I should have a few Donald Westlake books turning up this week, all of them eBay scores, hence the title of this post. (See what I did there? 'Score'? Like 'heist'? And to think, you get this shit for free.) First to arrive is this:
A 1984 US hardback first edition of Levine, published by Mysterious Press. Copies of this one aren't readily available in the UK – I don't know if it was even published over here – and the most recent edition of it seems to have been 1987. Levine is actually a collection of six novellas, all centring on the eponymous cop. Four of them were written in the late '50s and early '60s for Alfred Hitchcock's Mystery Magazine, one was written in 1965 for Mike Shayne's Mystery Magazine, and the final one was written especially for this collection, on the request of the publisher, Otto Penzler, as Westlake outlines in his introduction.
And in fact it's the introduction that's possibly the real draw here, as over thirteen pages Westlake details the creation of the novellas, explores his early years churning out short stories for all and sundry, and gives a few insights into his writing process. I read it last night and it's really interesting stuff. Here he is on novel series:
The repetition of characters makes a series, but if the characters in the original story are tied to a theme or a concern or a view of life that colors them and helps to create them, can they live in stories that are irrelevant to that extra element? I don't think so, and I think over the years there have been several series characters who have been less than they might have been because their later adventures never touched upon those thematic elements which had created their character in the first place.
Having now read the first Alan Grofield novel, The Damsel, I reckon you could make a case for that being the problem with the Grofield-starring Parker spin-off books. Anyway, there's lots more fascinating insights in the intro, including how Westlake stopped writing his early experiment with an emotionless character, 361, to write another book starring an emotionless character instead – The Hunter, written as Richard Stark; and how he suddenly found himself writing comedy caper novels, despite never having been, as he says, "the funniest kid in class. I was always, invariably, the funniest kid's best friend... I wasn't the guy with the quick line; I was the guy who loved the quick line."

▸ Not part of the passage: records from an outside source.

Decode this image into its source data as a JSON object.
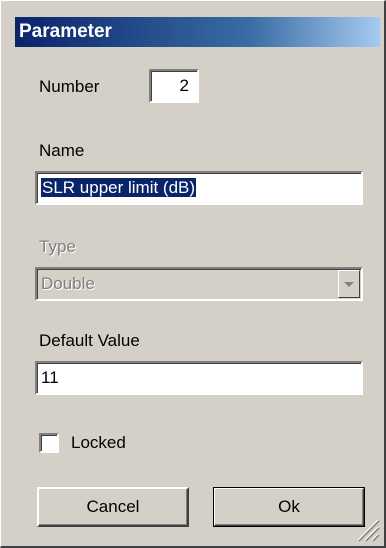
{
  "window": {
    "title": "Parameter"
  },
  "number": {
    "label": "Number",
    "value": "2"
  },
  "name": {
    "label": "Name",
    "value": "SLR upper limit (dB)"
  },
  "type": {
    "label": "Type",
    "selected": "Double"
  },
  "default_value": {
    "label": "Default Value",
    "value": "11"
  },
  "locked": {
    "label": "Locked",
    "checked": false
  },
  "buttons": {
    "cancel": "Cancel",
    "ok": "Ok"
  },
  "colors": {
    "title_start": "#0a246a",
    "title_end": "#a6caf0",
    "face": "#d4d0c8",
    "selection": "#0a246a"
  }
}
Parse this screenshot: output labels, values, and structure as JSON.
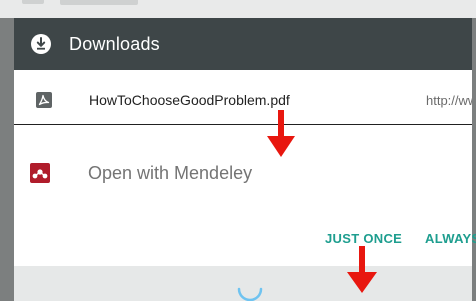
{
  "appbar": {
    "title": "Downloads",
    "icon": "download-circle-icon"
  },
  "file": {
    "name": "HowToChooseGoodProblem.pdf",
    "url": "http://ww",
    "icon": "pdf-icon"
  },
  "chooser": {
    "option_label": "Open with Mendeley",
    "app_icon": "mendeley-icon"
  },
  "actions": {
    "just_once": "JUST ONCE",
    "always": "ALWAYS"
  },
  "colors": {
    "appbar_bg": "#3e4648",
    "accent": "#1e9e8f",
    "arrow": "#e8170f",
    "mendeley": "#b01c2b"
  }
}
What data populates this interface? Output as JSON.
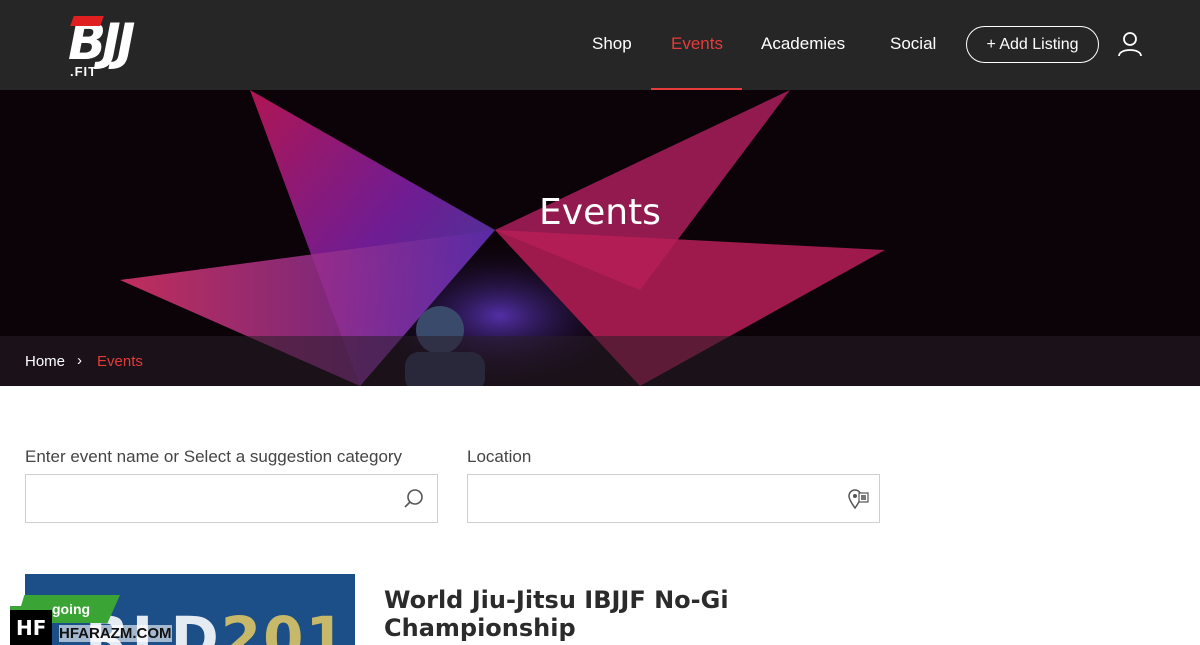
{
  "logo": {
    "main": "BJJ",
    "suffix": ".FIT"
  },
  "nav": {
    "items": [
      {
        "label": "Shop",
        "active": false
      },
      {
        "label": "Events",
        "active": true
      },
      {
        "label": "Academies",
        "active": false
      },
      {
        "label": "Social",
        "active": false
      }
    ],
    "add_listing_label": "+ Add Listing",
    "user_icon": "user-icon"
  },
  "hero": {
    "title": "Events"
  },
  "breadcrumb": {
    "home": "Home",
    "separator": "›",
    "current": "Events"
  },
  "search": {
    "event_label": "Enter event name or Select a suggestion category",
    "event_value": "",
    "location_label": "Location",
    "location_value": "",
    "search_icon": "search-icon",
    "location_icon": "location-pin-icon"
  },
  "events": [
    {
      "badge": "going",
      "title": "World Jiu-Jitsu IBJJF No-Gi Championship"
    }
  ],
  "watermark": {
    "logo": "HF",
    "text": "HFARAZM.COM"
  },
  "colors": {
    "header_bg": "#262626",
    "accent": "#e63b3b",
    "badge_green": "#3aa435"
  }
}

So, what will be the next Westlake Score to turn up? You'll just have to wait and see...